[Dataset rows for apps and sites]
■ ■ ■

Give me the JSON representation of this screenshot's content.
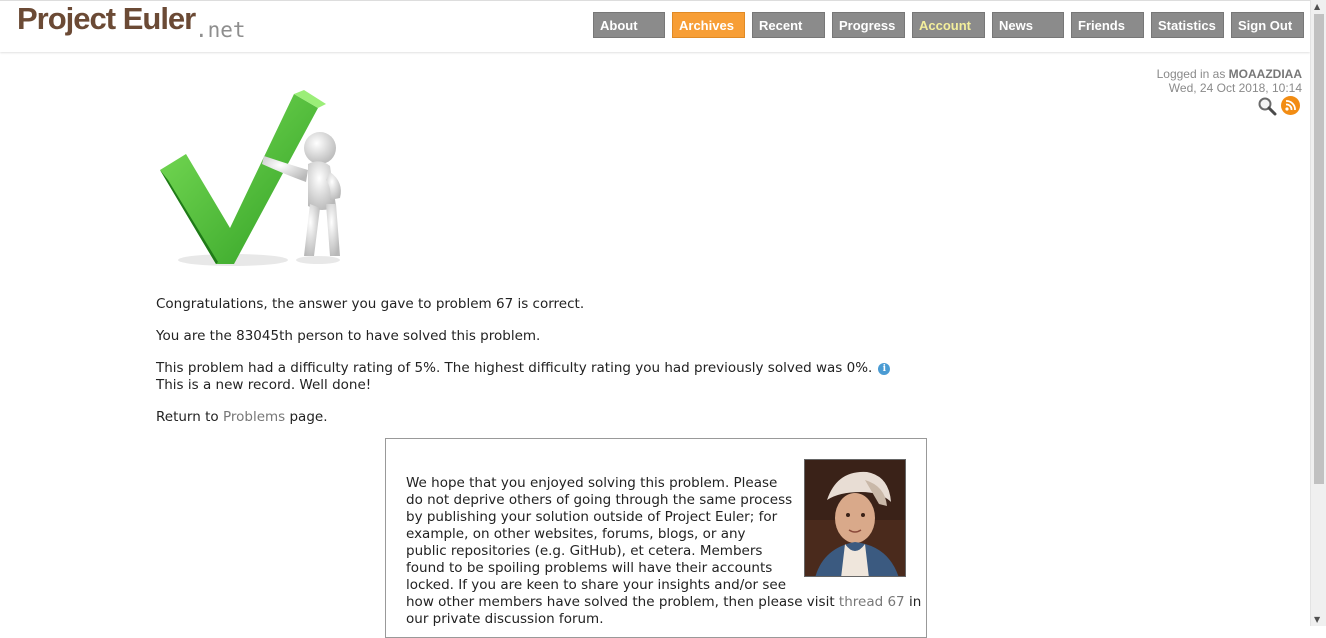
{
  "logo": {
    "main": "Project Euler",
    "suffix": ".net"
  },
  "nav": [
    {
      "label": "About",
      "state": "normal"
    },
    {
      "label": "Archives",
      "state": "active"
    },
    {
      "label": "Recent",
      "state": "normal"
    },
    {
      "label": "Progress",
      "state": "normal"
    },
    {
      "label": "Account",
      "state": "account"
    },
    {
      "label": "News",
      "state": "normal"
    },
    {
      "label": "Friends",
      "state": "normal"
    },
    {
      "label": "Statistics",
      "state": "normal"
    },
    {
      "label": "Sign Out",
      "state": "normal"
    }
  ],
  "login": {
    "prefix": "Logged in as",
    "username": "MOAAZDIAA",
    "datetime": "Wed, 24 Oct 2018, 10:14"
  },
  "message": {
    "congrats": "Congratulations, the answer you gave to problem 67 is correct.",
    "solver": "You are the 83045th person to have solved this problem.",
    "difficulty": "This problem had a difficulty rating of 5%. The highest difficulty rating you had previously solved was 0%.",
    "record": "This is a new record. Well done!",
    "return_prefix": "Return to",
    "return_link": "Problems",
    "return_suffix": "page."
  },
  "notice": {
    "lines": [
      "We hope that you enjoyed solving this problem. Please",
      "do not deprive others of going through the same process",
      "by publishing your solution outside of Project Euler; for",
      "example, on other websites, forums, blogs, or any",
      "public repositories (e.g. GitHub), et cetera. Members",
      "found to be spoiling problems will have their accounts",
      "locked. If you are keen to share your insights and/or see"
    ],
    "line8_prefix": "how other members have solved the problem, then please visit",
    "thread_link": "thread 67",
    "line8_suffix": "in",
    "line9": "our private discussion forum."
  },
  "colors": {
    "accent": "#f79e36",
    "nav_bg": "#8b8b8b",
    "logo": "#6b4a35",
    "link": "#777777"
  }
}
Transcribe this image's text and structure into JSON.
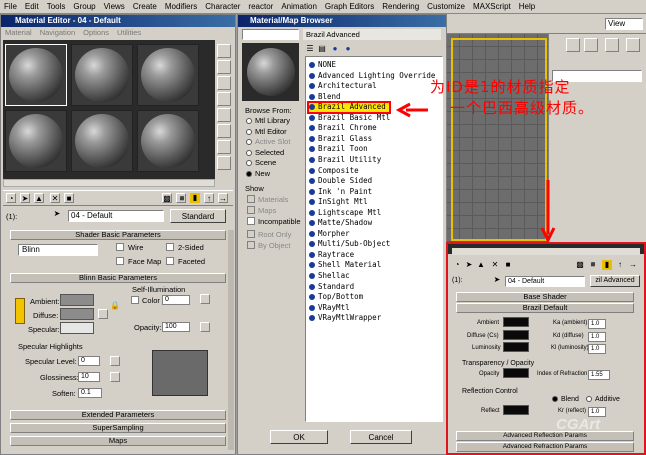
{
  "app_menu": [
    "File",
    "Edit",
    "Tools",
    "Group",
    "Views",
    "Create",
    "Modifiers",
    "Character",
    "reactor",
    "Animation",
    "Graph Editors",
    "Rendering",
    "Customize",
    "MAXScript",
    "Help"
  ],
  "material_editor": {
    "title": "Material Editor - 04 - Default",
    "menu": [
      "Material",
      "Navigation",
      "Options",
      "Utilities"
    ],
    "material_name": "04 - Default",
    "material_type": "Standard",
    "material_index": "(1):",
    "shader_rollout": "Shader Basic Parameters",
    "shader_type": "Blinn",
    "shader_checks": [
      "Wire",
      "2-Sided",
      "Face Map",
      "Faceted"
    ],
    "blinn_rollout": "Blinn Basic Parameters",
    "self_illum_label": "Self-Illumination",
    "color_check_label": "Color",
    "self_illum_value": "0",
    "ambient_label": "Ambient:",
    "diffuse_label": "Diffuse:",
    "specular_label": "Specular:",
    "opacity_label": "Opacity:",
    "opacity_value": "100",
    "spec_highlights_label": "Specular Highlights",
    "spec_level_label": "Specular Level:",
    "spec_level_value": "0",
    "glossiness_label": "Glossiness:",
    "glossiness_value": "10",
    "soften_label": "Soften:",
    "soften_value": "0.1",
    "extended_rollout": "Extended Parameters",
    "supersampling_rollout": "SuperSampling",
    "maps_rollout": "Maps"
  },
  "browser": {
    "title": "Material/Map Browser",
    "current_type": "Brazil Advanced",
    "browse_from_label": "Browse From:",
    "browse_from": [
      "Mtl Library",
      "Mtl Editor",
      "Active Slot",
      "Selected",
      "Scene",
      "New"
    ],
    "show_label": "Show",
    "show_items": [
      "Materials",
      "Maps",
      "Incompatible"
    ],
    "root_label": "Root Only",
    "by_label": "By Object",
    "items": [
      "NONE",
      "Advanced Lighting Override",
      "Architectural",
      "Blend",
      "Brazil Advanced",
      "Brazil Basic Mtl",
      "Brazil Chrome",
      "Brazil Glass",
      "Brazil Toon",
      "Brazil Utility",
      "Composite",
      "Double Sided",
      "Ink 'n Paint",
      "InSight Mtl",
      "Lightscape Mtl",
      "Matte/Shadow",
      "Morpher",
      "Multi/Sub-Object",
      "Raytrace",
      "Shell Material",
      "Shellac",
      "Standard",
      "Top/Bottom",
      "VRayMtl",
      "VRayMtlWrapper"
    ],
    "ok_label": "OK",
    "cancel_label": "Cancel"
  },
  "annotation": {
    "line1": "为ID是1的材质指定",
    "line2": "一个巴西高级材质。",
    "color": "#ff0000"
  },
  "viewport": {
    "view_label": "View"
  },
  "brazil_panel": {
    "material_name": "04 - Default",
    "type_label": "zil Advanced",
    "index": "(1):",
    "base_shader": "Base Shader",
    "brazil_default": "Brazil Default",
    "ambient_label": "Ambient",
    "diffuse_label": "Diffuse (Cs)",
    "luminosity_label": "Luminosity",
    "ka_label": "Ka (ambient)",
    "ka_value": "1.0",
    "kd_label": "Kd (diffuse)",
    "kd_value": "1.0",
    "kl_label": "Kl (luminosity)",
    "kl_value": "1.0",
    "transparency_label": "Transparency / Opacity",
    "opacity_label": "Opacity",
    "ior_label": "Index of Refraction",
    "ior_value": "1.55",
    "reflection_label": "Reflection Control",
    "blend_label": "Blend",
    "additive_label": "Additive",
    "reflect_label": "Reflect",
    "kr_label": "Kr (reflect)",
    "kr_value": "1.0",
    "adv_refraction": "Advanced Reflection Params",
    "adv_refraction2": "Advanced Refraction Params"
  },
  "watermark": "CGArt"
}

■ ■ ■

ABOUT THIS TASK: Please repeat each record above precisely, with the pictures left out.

SOLUTION TO THIS PROBLEM:
Give me the JSON representation of this screenshot's content.
{
  "logo": {
    "main": "Project Euler",
    "suffix": ".net"
  },
  "nav": [
    {
      "label": "About",
      "state": "normal"
    },
    {
      "label": "Archives",
      "state": "active"
    },
    {
      "label": "Recent",
      "state": "normal"
    },
    {
      "label": "Progress",
      "state": "normal"
    },
    {
      "label": "Account",
      "state": "account"
    },
    {
      "label": "News",
      "state": "normal"
    },
    {
      "label": "Friends",
      "state": "normal"
    },
    {
      "label": "Statistics",
      "state": "normal"
    },
    {
      "label": "Sign Out",
      "state": "normal"
    }
  ],
  "login": {
    "prefix": "Logged in as",
    "username": "MOAAZDIAA",
    "datetime": "Wed, 24 Oct 2018, 10:14"
  },
  "message": {
    "congrats": "Congratulations, the answer you gave to problem 67 is correct.",
    "solver": "You are the 83045th person to have solved this problem.",
    "difficulty": "This problem had a difficulty rating of 5%. The highest difficulty rating you had previously solved was 0%.",
    "record": "This is a new record. Well done!",
    "return_prefix": "Return to",
    "return_link": "Problems",
    "return_suffix": "page."
  },
  "notice": {
    "lines": [
      "We hope that you enjoyed solving this problem. Please",
      "do not deprive others of going through the same process",
      "by publishing your solution outside of Project Euler; for",
      "example, on other websites, forums, blogs, or any",
      "public repositories (e.g. GitHub), et cetera. Members",
      "found to be spoiling problems will have their accounts",
      "locked. If you are keen to share your insights and/or see"
    ],
    "line8_prefix": "how other members have solved the problem, then please visit",
    "thread_link": "thread 67",
    "line8_suffix": "in",
    "line9": "our private discussion forum."
  },
  "colors": {
    "accent": "#f79e36",
    "nav_bg": "#8b8b8b",
    "logo": "#6b4a35",
    "link": "#777777"
  }
}
Transcribe this image's text and structure into JSON.
{
  "app_menu": [
    "File",
    "Edit",
    "Tools",
    "Group",
    "Views",
    "Create",
    "Modifiers",
    "Character",
    "reactor",
    "Animation",
    "Graph Editors",
    "Rendering",
    "Customize",
    "MAXScript",
    "Help"
  ],
  "material_editor": {
    "title": "Material Editor - 04 - Default",
    "menu": [
      "Material",
      "Navigation",
      "Options",
      "Utilities"
    ],
    "material_name": "04 - Default",
    "material_type": "Standard",
    "material_index": "(1):",
    "shader_rollout": "Shader Basic Parameters",
    "shader_type": "Blinn",
    "shader_checks": [
      "Wire",
      "2-Sided",
      "Face Map",
      "Faceted"
    ],
    "blinn_rollout": "Blinn Basic Parameters",
    "self_illum_label": "Self-Illumination",
    "color_check_label": "Color",
    "self_illum_value": "0",
    "ambient_label": "Ambient:",
    "diffuse_label": "Diffuse:",
    "specular_label": "Specular:",
    "opacity_label": "Opacity:",
    "opacity_value": "100",
    "spec_highlights_label": "Specular Highlights",
    "spec_level_label": "Specular Level:",
    "spec_level_value": "0",
    "glossiness_label": "Glossiness:",
    "glossiness_value": "10",
    "soften_label": "Soften:",
    "soften_value": "0.1",
    "extended_rollout": "Extended Parameters",
    "supersampling_rollout": "SuperSampling",
    "maps_rollout": "Maps"
  },
  "browser": {
    "title": "Material/Map Browser",
    "current_type": "Brazil Advanced",
    "browse_from_label": "Browse From:",
    "browse_from": [
      "Mtl Library",
      "Mtl Editor",
      "Active Slot",
      "Selected",
      "Scene",
      "New"
    ],
    "show_label": "Show",
    "show_items": [
      "Materials",
      "Maps",
      "Incompatible"
    ],
    "root_label": "Root Only",
    "by_label": "By Object",
    "items": [
      "NONE",
      "Advanced Lighting Override",
      "Architectural",
      "Blend",
      "Brazil Advanced",
      "Brazil Basic Mtl",
      "Brazil Chrome",
      "Brazil Glass",
      "Brazil Toon",
      "Brazil Utility",
      "Composite",
      "Double Sided",
      "Ink 'n Paint",
      "InSight Mtl",
      "Lightscape Mtl",
      "Matte/Shadow",
      "Morpher",
      "Multi/Sub-Object",
      "Raytrace",
      "Shell Material",
      "Shellac",
      "Standard",
      "Top/Bottom",
      "VRayMtl",
      "VRayMtlWrapper"
    ],
    "ok_label": "OK",
    "cancel_label": "Cancel"
  },
  "annotation": {
    "line1": "为ID是1的材质指定",
    "line2": "一个巴西高级材质。",
    "color": "#ff0000"
  },
  "viewport": {
    "view_label": "View"
  },
  "brazil_panel": {
    "material_name": "04 - Default",
    "type_label": "zil Advanced",
    "index": "(1):",
    "base_shader": "Base Shader",
    "brazil_default": "Brazil Default",
    "ambient_label": "Ambient",
    "diffuse_label": "Diffuse (Cs)",
    "luminosity_label": "Luminosity",
    "ka_label": "Ka (ambient)",
    "ka_value": "1.0",
    "kd_label": "Kd (diffuse)",
    "kd_value": "1.0",
    "kl_label": "Kl (luminosity)",
    "kl_value": "1.0",
    "transparency_label": "Transparency / Opacity",
    "opacity_label": "Opacity",
    "ior_label": "Index of Refraction",
    "ior_value": "1.55",
    "reflection_label": "Reflection Control",
    "blend_label": "Blend",
    "additive_label": "Additive",
    "reflect_label": "Reflect",
    "kr_label": "Kr (reflect)",
    "kr_value": "1.0",
    "adv_refraction": "Advanced Reflection Params",
    "adv_refraction2": "Advanced Refraction Params"
  },
  "watermark": "CGArt"
}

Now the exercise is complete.